● EXERCISE GOAL
Look through the records that follow and state how many lines hold the word "Your", without adding anything.

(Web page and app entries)
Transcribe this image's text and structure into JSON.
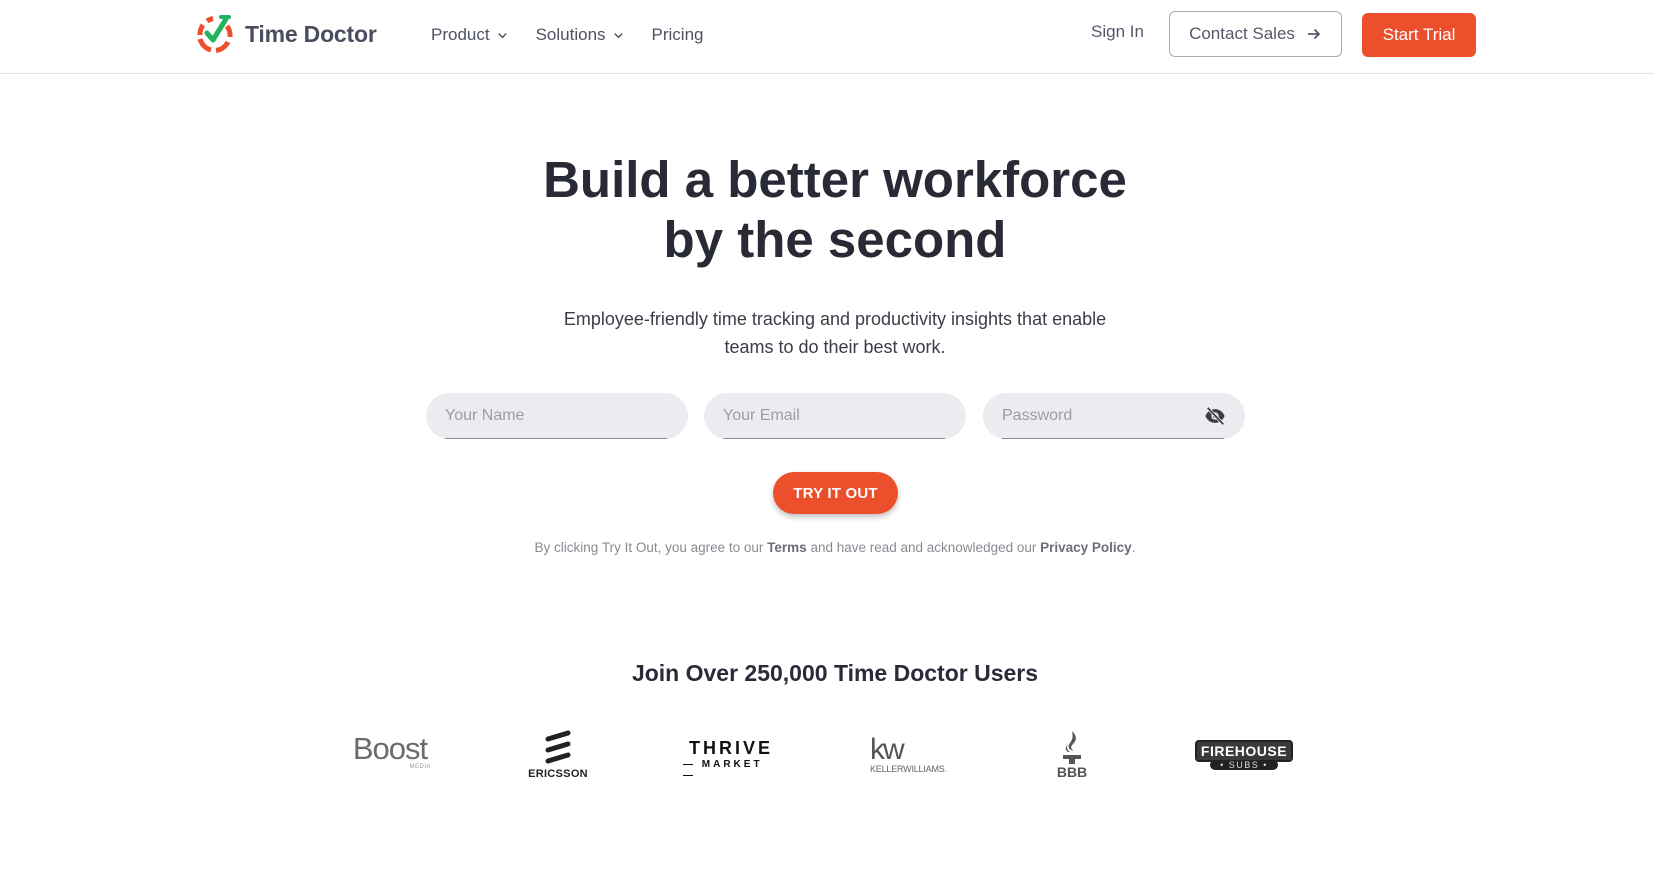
{
  "header": {
    "brand": "Time Doctor",
    "nav": [
      {
        "label": "Product",
        "has_dropdown": true
      },
      {
        "label": "Solutions",
        "has_dropdown": true
      },
      {
        "label": "Pricing",
        "has_dropdown": false
      }
    ],
    "sign_in": "Sign In",
    "contact_sales": "Contact Sales",
    "start_trial": "Start Trial"
  },
  "hero": {
    "headline_line1": "Build a better workforce",
    "headline_line2": "by the second",
    "subhead_line1": "Employee-friendly time tracking and productivity insights that enable",
    "subhead_line2": "teams to do their best work."
  },
  "form": {
    "name_placeholder": "Your Name",
    "name_value": "",
    "email_placeholder": "Your Email",
    "email_value": "",
    "password_placeholder": "Password",
    "password_value": "",
    "password_toggle_icon": "eye-off-icon",
    "submit_label": "TRY IT OUT"
  },
  "legal": {
    "prefix": "By clicking Try It Out, you agree to our ",
    "terms": "Terms",
    "middle": " and have read and acknowledged our ",
    "privacy": "Privacy Policy",
    "suffix": "."
  },
  "social_proof": {
    "heading": "Join Over 250,000 Time Doctor Users",
    "logos": [
      {
        "name": "Boost",
        "sub": "MEDIA"
      },
      {
        "name": "ERICSSON"
      },
      {
        "name": "THRIVE",
        "sub": "— MARKET —"
      },
      {
        "name": "kw",
        "sub": "KELLERWILLIAMS."
      },
      {
        "name": "BBB"
      },
      {
        "name": "FIREHOUSE",
        "sub": "• SUBS •"
      }
    ]
  },
  "colors": {
    "accent": "#ec4f2b",
    "logo_green": "#22b45a",
    "text_dark": "#282a36",
    "input_bg": "#ececf0"
  }
}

● TASK RESPONSE
2